SUMMERLIN, Nevada -- Tyler Wong has that special ability to leave a lasting impression.
It comes through whether it's in hockey, horse reining or community service.
Wong, 21, has made enough of an impression at Vegas Golden Knights rookie camp to be placed on a line with Reid Duke and Alex Tuch. The three are expected to be together when Vegas rookies play Los Angeles Kings rookies Tuesday and Wednesday at the Kings practice facility in El Segundo, California.
Tuch is ahead of most, having played six games for the Minnesota Wild last season. Wong signed in May with the Chicago Wolves, the American Hockey League affiliate of the Golden Knights and St. Louis Blues.
"We played together at development camp," Wong said. They're two amazing players. Alex is a very good skater, a big body (6-foot-4, 222 pounds) that uses his frame to his advantage. I've known [Duke] since I was 7 years old. We have that chemistry.
"Hopefully, we'll be able to click and score some goals in L.A."
Wong (5-9, 176) went undrafted and just completed his final junior season with Lethbridge of the Western Hockey League. He led the WHL with 51 goals and was third with 109 points last season after participating in development camp and training camp with the Toronto Maple Leafs in 2016.
"To be able to put on an NHL uniform is an amazing opportunity," Wong said. "This year, I'm coming into it a little bit more mature, trying to not get too nervous or stressed out, taking that experience and putting it into this camp where I can be confident and make more plays."
His impact in Lethbridge was considerable.

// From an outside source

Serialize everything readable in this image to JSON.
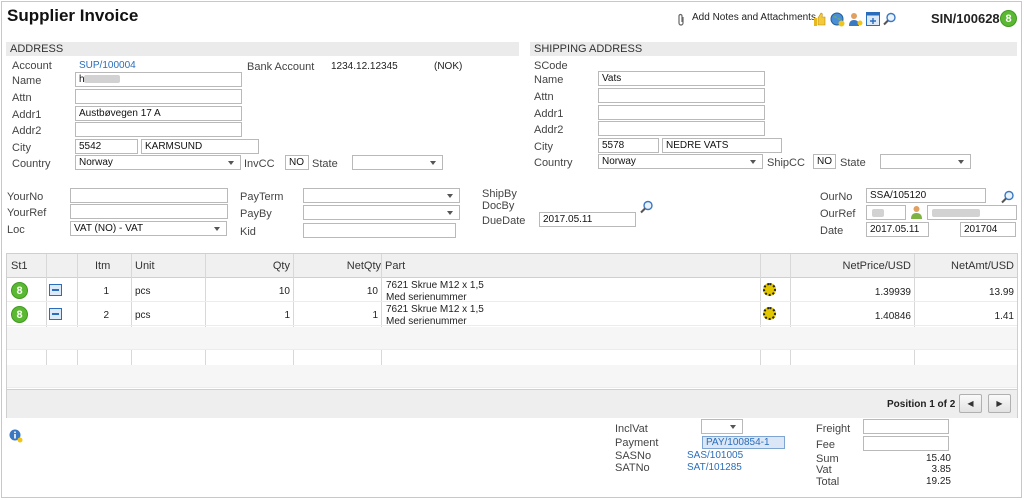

"He leaves it on the ice every time he plays," Vegas assistant general manager Kelly McCrimmon said. "He always finds a way to emerge and be successful. He played five years in Lethbridge and was a great player. He was part of their program in transitioning from a team that had a lot of struggles to a real good team."
Wong won a WHL humanitarian award three straight seasons in Lethbridge. His primary focus was the KidSport initiative, raising about $13,000, he said.
Wong and his two brothers were home-schooled in Cochrane, Alberta, and they were involved in Calgary with the Mustard Seed, an organization helping the homeless.
He's been giving back since he was a third-grader.
"It was a big part of the way I was raised," Wong said. "My mom is amazing. When we were younger, we would go volunteer and make sandwiches for the local homeless shelter.
"She was always volunteering her time. To be able to follow in her footsteps a little and be able to do that was something I always thought about. She always made sure me and my brothers knew that playing hockey is not a right, it's a blessing."
Hockey wasn't the only sporting activity in the Wong household. Wong, his brothers and his mother train and ride horses for reining competitions, events designed to test the athletic ability of ranch-type horses.
"Animals always teach people an awful lot," his mother, Julie Olenyk-Wong, said. "I believe it has taught him a lot."
Tyler's brother Colton will be riding at an event in Las Vegas at South Point Arena & Equestrian Center later this week. It's a nice coincidence for the family, combining hockey and horses.
Tyler's competitive nature carries over from the rink, but only to a point.
"When I ride, I always try to win," he said. "But it's more of a getaway from the rink. With horses, it's more of my recreation and more of a relaxing time. Hockey is win, win, win, and everything is about that."